* _Records shown_
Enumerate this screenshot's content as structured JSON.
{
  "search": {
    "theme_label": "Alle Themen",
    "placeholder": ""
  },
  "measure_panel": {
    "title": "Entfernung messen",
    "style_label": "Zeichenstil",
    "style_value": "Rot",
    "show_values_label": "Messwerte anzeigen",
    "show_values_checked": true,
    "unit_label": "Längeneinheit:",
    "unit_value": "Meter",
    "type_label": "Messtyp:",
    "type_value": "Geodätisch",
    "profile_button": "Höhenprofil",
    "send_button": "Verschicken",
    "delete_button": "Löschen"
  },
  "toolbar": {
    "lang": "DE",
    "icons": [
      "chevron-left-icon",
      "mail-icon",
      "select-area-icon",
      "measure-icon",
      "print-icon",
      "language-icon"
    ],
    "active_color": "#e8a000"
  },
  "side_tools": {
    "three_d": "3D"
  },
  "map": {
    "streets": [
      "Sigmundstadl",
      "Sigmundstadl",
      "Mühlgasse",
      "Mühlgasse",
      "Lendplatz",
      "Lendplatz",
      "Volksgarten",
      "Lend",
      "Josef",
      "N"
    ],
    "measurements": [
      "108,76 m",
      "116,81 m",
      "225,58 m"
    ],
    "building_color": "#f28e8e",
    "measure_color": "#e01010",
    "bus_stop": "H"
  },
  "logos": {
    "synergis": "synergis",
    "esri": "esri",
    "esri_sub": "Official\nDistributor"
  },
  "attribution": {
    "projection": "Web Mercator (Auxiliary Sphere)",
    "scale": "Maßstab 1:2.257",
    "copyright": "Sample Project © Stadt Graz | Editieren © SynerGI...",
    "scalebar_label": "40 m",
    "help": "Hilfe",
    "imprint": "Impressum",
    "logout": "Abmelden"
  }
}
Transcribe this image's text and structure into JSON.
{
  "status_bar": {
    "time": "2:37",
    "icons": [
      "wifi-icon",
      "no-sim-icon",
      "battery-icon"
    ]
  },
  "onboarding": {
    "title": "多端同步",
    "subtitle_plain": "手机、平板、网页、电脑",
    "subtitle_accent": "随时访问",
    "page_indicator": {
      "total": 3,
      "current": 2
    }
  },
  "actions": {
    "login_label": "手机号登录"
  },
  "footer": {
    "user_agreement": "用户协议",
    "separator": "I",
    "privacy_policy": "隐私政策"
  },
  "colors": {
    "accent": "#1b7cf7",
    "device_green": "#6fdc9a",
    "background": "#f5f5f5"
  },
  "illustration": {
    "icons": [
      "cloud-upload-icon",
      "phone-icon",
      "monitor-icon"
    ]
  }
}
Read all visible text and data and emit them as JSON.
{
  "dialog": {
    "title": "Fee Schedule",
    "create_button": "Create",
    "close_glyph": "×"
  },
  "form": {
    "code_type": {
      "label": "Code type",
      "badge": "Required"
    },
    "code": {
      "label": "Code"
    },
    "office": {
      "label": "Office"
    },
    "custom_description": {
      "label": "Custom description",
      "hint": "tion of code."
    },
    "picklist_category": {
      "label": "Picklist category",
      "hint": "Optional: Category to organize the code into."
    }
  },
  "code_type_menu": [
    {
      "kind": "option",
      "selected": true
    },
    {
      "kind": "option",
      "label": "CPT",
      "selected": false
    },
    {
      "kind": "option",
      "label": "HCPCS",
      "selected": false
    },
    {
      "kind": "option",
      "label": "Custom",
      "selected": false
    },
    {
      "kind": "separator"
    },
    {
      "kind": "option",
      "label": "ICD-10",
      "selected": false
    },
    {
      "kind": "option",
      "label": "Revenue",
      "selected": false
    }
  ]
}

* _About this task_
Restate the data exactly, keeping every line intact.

* _Answer space_
Enumerate this screenshot's content as structured JSON.
{
  "search": {
    "theme_label": "Alle Themen",
    "placeholder": ""
  },
  "measure_panel": {
    "title": "Entfernung messen",
    "style_label": "Zeichenstil",
    "style_value": "Rot",
    "show_values_label": "Messwerte anzeigen",
    "show_values_checked": true,
    "unit_label": "Längeneinheit:",
    "unit_value": "Meter",
    "type_label": "Messtyp:",
    "type_value": "Geodätisch",
    "profile_button": "Höhenprofil",
    "send_button": "Verschicken",
    "delete_button": "Löschen"
  },
  "toolbar": {
    "lang": "DE",
    "icons": [
      "chevron-left-icon",
      "mail-icon",
      "select-area-icon",
      "measure-icon",
      "print-icon",
      "language-icon"
    ],
    "active_color": "#e8a000"
  },
  "side_tools": {
    "three_d": "3D"
  },
  "map": {
    "streets": [
      "Sigmundstadl",
      "Sigmundstadl",
      "Mühlgasse",
      "Mühlgasse",
      "Lendplatz",
      "Lendplatz",
      "Volksgarten",
      "Lend",
      "Josef",
      "N"
    ],
    "measurements": [
      "108,76 m",
      "116,81 m",
      "225,58 m"
    ],
    "building_color": "#f28e8e",
    "measure_color": "#e01010",
    "bus_stop": "H"
  },
  "logos": {
    "synergis": "synergis",
    "esri": "esri",
    "esri_sub": "Official\nDistributor"
  },
  "attribution": {
    "projection": "Web Mercator (Auxiliary Sphere)",
    "scale": "Maßstab 1:2.257",
    "copyright": "Sample Project © Stadt Graz | Editieren © SynerGI...",
    "scalebar_label": "40 m",
    "help": "Hilfe",
    "imprint": "Impressum",
    "logout": "Abmelden"
  }
}
Transcribe this image's text and structure into JSON.
{
  "status_bar": {
    "time": "2:37",
    "icons": [
      "wifi-icon",
      "no-sim-icon",
      "battery-icon"
    ]
  },
  "onboarding": {
    "title": "多端同步",
    "subtitle_plain": "手机、平板、网页、电脑",
    "subtitle_accent": "随时访问",
    "page_indicator": {
      "total": 3,
      "current": 2
    }
  },
  "actions": {
    "login_label": "手机号登录"
  },
  "footer": {
    "user_agreement": "用户协议",
    "separator": "I",
    "privacy_policy": "隐私政策"
  },
  "colors": {
    "accent": "#1b7cf7",
    "device_green": "#6fdc9a",
    "background": "#f5f5f5"
  },
  "illustration": {
    "icons": [
      "cloud-upload-icon",
      "phone-icon",
      "monitor-icon"
    ]
  }
}
Read all visible text and data and emit them as JSON.
{
  "dialog": {
    "title": "Fee Schedule",
    "create_button": "Create",
    "close_glyph": "×"
  },
  "form": {
    "code_type": {
      "label": "Code type",
      "badge": "Required"
    },
    "code": {
      "label": "Code"
    },
    "office": {
      "label": "Office"
    },
    "custom_description": {
      "label": "Custom description",
      "hint": "tion of code."
    },
    "picklist_category": {
      "label": "Picklist category",
      "hint": "Optional: Category to organize the code into."
    }
  },
  "code_type_menu": [
    {
      "kind": "option",
      "selected": true
    },
    {
      "kind": "option",
      "label": "CPT",
      "selected": false
    },
    {
      "kind": "option",
      "label": "HCPCS",
      "selected": false
    },
    {
      "kind": "option",
      "label": "Custom",
      "selected": false
    },
    {
      "kind": "separator"
    },
    {
      "kind": "option",
      "label": "ICD-10",
      "selected": false
    },
    {
      "kind": "option",
      "label": "Revenue",
      "selected": false
    }
  ]
}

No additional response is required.